Jeremy Kasdin: Aerospace engineer at Princeton University.
In the next decade, Jeremy wants us to build a space telescope that can take pictures of Earth-like planets in distant galaxies. Astronomers now believe that every star in the galaxy has a planet, and up to a fifth might have an earth-like planet that can sustain life. The ‘pale blue dot’ picture of Earth is difficult to take from a long way away, because the nearby beaming star overwhelms the telescope making it impossible to see the planets. Jeremy’s colleagues are working on technology to block out the extreme light of the sun and instead focus on the planet.

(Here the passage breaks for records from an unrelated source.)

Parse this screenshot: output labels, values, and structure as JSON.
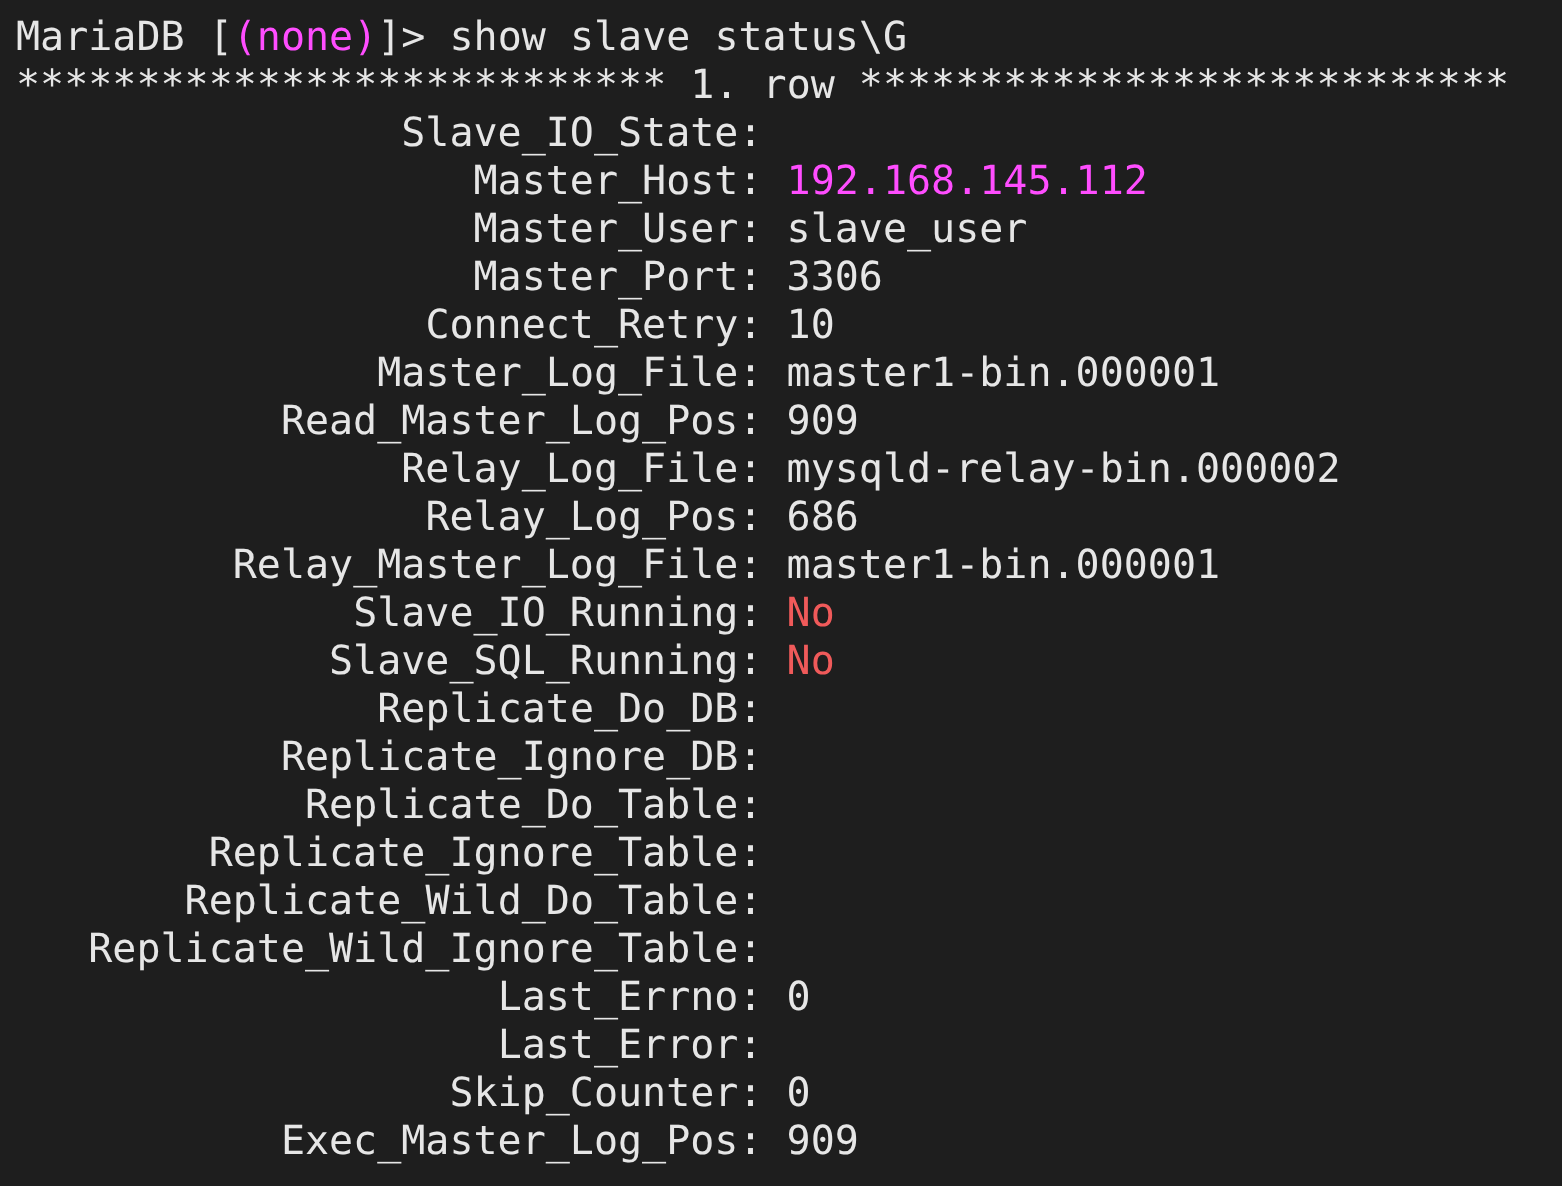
{
  "prompt": {
    "prefix": "MariaDB [",
    "database": "(none)",
    "suffix": "]>",
    "command": "show slave status\\G"
  },
  "row_header": "*************************** 1. row ***************************",
  "fields": [
    {
      "key": "Slave_IO_State:"
    },
    {
      "key": "Master_Host:",
      "value": "192.168.145.112",
      "kind": "address"
    },
    {
      "key": "Master_User:",
      "value": "slave_user",
      "kind": "text"
    },
    {
      "key": "Master_Port:",
      "value": "3306",
      "kind": "text"
    },
    {
      "key": "Connect_Retry:",
      "value": "10",
      "kind": "text"
    },
    {
      "key": "Master_Log_File:",
      "value": "master1-bin.000001",
      "kind": "text"
    },
    {
      "key": "Read_Master_Log_Pos:",
      "value": "909",
      "kind": "text"
    },
    {
      "key": "Relay_Log_File:",
      "value": "mysqld-relay-bin.000002",
      "kind": "text"
    },
    {
      "key": "Relay_Log_Pos:",
      "value": "686",
      "kind": "text"
    },
    {
      "key": "Relay_Master_Log_File:",
      "value": "master1-bin.000001",
      "kind": "text"
    },
    {
      "key": "Slave_IO_Running:",
      "value": "No",
      "kind": "negative"
    },
    {
      "key": "Slave_SQL_Running:",
      "value": "No",
      "kind": "negative"
    },
    {
      "key": "Replicate_Do_DB:"
    },
    {
      "key": "Replicate_Ignore_DB:"
    },
    {
      "key": "Replicate_Do_Table:"
    },
    {
      "key": "Replicate_Ignore_Table:"
    },
    {
      "key": "Replicate_Wild_Do_Table:"
    },
    {
      "key": "Replicate_Wild_Ignore_Table:"
    },
    {
      "key": "Last_Errno:",
      "value": "0",
      "kind": "text"
    },
    {
      "key": "Last_Error:"
    },
    {
      "key": "Skip_Counter:",
      "value": "0",
      "kind": "text"
    },
    {
      "key": "Exec_Master_Log_Pos:",
      "value": "909",
      "kind": "text"
    }
  ]
}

One idea is similar to the concept of an eclipse – where a closer object blocks the star, reducing its interference to a ring or corona effect. This is similar to putting a hand over a spotlight so you can see more clearly. Translating it into space: we’d build a large portable screen, open it between a telescope and a star, then take a picture. However, the corona of a circular sunshade still obscures the planet. Instead the sun shade is designed with a flower like pattern, to control the diffraction of light and prevent it washing out the picture. This should allow clearer pictures to be taken of distant planets.
The star shade is as big as half a football field, and has to be flown 50,000 km away from the telescope and then held right in the shadow. His engineers have been designing the system for unfurling and moving the shade.
His hope is that once completed we can take pictures of the planets around nearby stars, then use the information to analyse them and investigate further. By building a giant flower-shaped star-shade and seeing other stars’ pale blue dot, our understanding of the world will change.